For obvious reasons, the disadvantages of cruise ship employment are linked to the reasons why some people should avoid working on a cruise ship. Most notably, working on a cruse ship requires you to operate far outside of your comfort zone. You have to remain focused on your job even though you’ll be far away from home, either at sea or at port (often a port in a foreign country, no less). Moreover, after working in this somewhat intimidating environment (at least for many), you can’t simply return to the familiar comforts of home. Rather, you’ll return to a small cabin, one that you will likely share with another person who may come from a country very different from your own. The basic point is this: working on a cruise ship requires you to work and live in an environment that will be in many ways foreign and challenging, so working on a cruise ship is not for people who are incapable of functioning at a high level outside of their comfort zone.
To work on a cruise ship, you should also be prepared to work long (and sometimes erratic) hours. Contracts for cruise ship employment are fairly short (they tend to last for four to six months), but you will work a lot during this period. Full days off are rare, and many positions require long days of challenging labor. Also, you have to be prepared to work any time your cruise line employer needs you. When you are on the ship, you can be called upon to work – that’s the basic rule. So, you obviously shouldn’t work on a cruise ship if you have a poor work ethic, but you also shouldn’t work on a cruise ship if you can’t handle an inconsistent work schedule. If you thrive in an 8-to-5 position, you might have trouble adapting to the cruise-ship schedule.
Essentially, unless you are confident you can work outside your comfort zone for an extended period of time (the length of your contract with a cruise line), holding a cruise ship job really isn’t for you. If, on the other hand, you are excited by being placed in foreign environments and you can tolerate a demanding and often bizarre work schedule, you might be perfectly suited for working on a cruise ship.
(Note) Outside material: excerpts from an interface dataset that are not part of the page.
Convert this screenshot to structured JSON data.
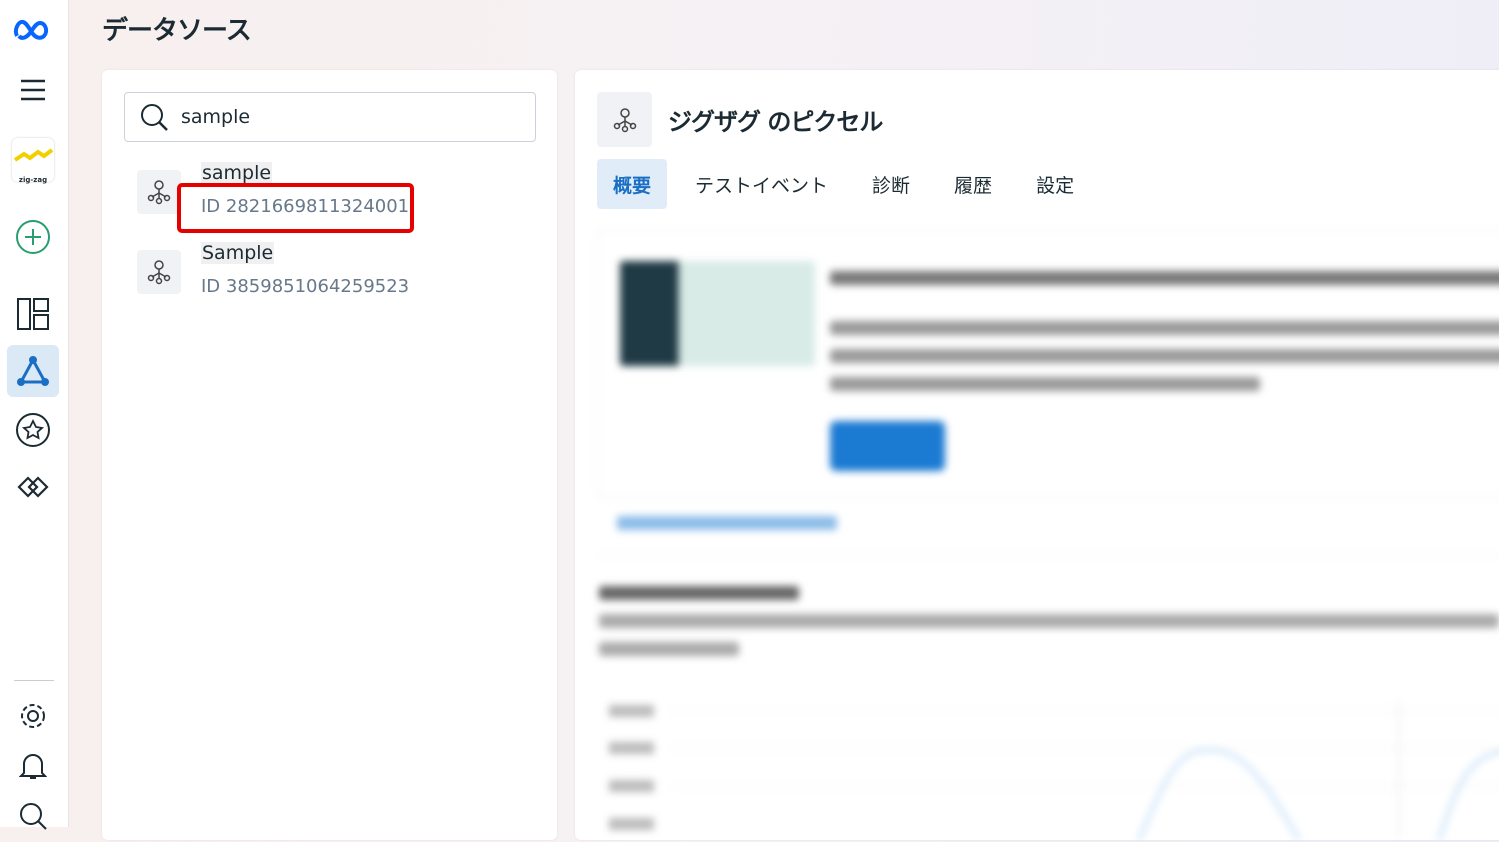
{
  "page": {
    "title": "データソース"
  },
  "search": {
    "value": "sample"
  },
  "sources": [
    {
      "name": "sample",
      "id": "ID 2821669811324001",
      "highlighted": true
    },
    {
      "name": "Sample",
      "id": "ID 3859851064259523",
      "highlighted": false
    }
  ],
  "detail": {
    "title": "ジグザグ のピクセル",
    "tabs": [
      {
        "label": "概要",
        "active": true
      },
      {
        "label": "テストイベント"
      },
      {
        "label": "診断"
      },
      {
        "label": "履歴"
      },
      {
        "label": "設定"
      }
    ]
  },
  "colors": {
    "accent": "#1a6fc4",
    "highlight": "#e60000",
    "brand": "#0866ff"
  }
}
Because everyone seems to hear about the benefits of cruise ship employment, though, many people think that getting a cruise ship job would be nothing but great. This may be true, but only for the right kind of person.